He said while King seems to be a nice person, the issue is he may not meet the qualifications for the job, according to the recruitment materials.

Was the process completed before the chief was hired?
Another issue for the city council centers on the timeliness of the new chief’s background check and fingerprinting — items that normally would be completed before a new peace officer is hired.
The officer said these may be legitimate concerns. He said the city may have worked hard the week before the chief was hired to complete that process, but he knows people who were contacted regarding the chief’s background after he had been hired. He said if the chief’s background check had been completed before King was hired, that would be the quickest background check investigation he’s ever seen.
The officer said he couldn’t comment on an issue raised by another officer that the chief was hired before he’d been fingerprinted.

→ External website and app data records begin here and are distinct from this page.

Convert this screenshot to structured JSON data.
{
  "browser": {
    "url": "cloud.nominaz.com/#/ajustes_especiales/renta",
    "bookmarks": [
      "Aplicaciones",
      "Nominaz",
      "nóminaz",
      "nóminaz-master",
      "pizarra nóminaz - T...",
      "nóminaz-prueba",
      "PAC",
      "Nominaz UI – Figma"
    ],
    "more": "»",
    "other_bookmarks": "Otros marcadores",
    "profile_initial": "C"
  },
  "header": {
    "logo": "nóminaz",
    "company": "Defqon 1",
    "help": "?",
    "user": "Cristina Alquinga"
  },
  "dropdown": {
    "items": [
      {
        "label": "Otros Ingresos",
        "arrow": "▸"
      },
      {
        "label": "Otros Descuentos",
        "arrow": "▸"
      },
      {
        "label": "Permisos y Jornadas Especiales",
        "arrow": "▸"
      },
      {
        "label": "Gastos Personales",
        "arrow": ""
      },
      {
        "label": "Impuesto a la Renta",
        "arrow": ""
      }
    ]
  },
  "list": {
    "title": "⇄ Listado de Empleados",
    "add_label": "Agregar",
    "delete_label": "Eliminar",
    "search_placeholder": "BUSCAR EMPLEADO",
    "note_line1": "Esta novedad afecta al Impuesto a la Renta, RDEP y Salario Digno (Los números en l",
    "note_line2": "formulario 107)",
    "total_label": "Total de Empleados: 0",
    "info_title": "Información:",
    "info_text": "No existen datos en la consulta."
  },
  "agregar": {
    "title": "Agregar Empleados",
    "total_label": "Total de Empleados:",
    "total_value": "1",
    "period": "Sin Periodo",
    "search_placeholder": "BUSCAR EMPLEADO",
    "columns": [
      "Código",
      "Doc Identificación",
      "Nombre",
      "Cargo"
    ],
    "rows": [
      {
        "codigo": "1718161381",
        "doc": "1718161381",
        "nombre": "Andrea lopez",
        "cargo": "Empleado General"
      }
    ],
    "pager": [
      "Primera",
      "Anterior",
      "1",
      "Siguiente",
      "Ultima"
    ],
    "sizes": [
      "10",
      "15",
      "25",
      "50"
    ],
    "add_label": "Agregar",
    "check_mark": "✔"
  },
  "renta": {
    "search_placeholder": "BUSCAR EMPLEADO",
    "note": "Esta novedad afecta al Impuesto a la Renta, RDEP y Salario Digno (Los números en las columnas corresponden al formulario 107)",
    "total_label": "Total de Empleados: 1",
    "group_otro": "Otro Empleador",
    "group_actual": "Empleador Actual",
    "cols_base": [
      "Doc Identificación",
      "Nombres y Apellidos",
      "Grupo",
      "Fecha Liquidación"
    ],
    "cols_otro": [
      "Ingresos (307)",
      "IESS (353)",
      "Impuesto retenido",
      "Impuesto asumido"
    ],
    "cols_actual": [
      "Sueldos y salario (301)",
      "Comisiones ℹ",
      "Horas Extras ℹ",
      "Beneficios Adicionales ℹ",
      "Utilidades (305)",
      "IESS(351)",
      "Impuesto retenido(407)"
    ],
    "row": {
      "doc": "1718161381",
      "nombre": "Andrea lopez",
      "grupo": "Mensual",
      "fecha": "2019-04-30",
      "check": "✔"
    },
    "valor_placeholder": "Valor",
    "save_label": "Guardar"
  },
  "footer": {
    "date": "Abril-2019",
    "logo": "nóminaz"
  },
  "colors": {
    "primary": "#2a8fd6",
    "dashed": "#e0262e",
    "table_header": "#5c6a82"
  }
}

He said the chief could have had his fingerprints taken anywhere, and he has no knowledge about that matter.

Background check process
The officer provided information on how background checks typically are conducted when hiring a law enforcement officer.
He said the department would normally send a letter to the city and the county where an applicant said he or she had lived along with a waiver that would grant permission to the law enforcement agencies to release any information.
The officer said in this case, it appears Hancock decided to conduct the background check himself, but then discovered there are a number of legal requirements that must be followed for the check to be legal, and so he hired a background investigator — something that’s not uncommon.
The officer admitted he is speculating about this sequence of events, but he believes this is probably what happened.
The investigator probably got some of these background letters from Hancock because he doesn’t believe they came from Jim Uptegrove, the city’s interim chief of police (who was working part time), or the police lieutenant. Some of this material was returned to the Susanville Police Department because it was on police department letterhead.
When the lieutenant looked at one of these documents, it had his signature on it, but he claims he never signed it, leading to the crime report alleging impersonation of a peace officer and forgery. That crime report allegedly was forwarded to the Lassen County Grand Jury and the California Department of Justice. When this newspaper first asked Hancock about this crime report several weeks ago, he said he was not aware of it.
Later, Jessica Ryan, the city’s attorney, denied the newspaper’s Public Records Act request to obtain the report.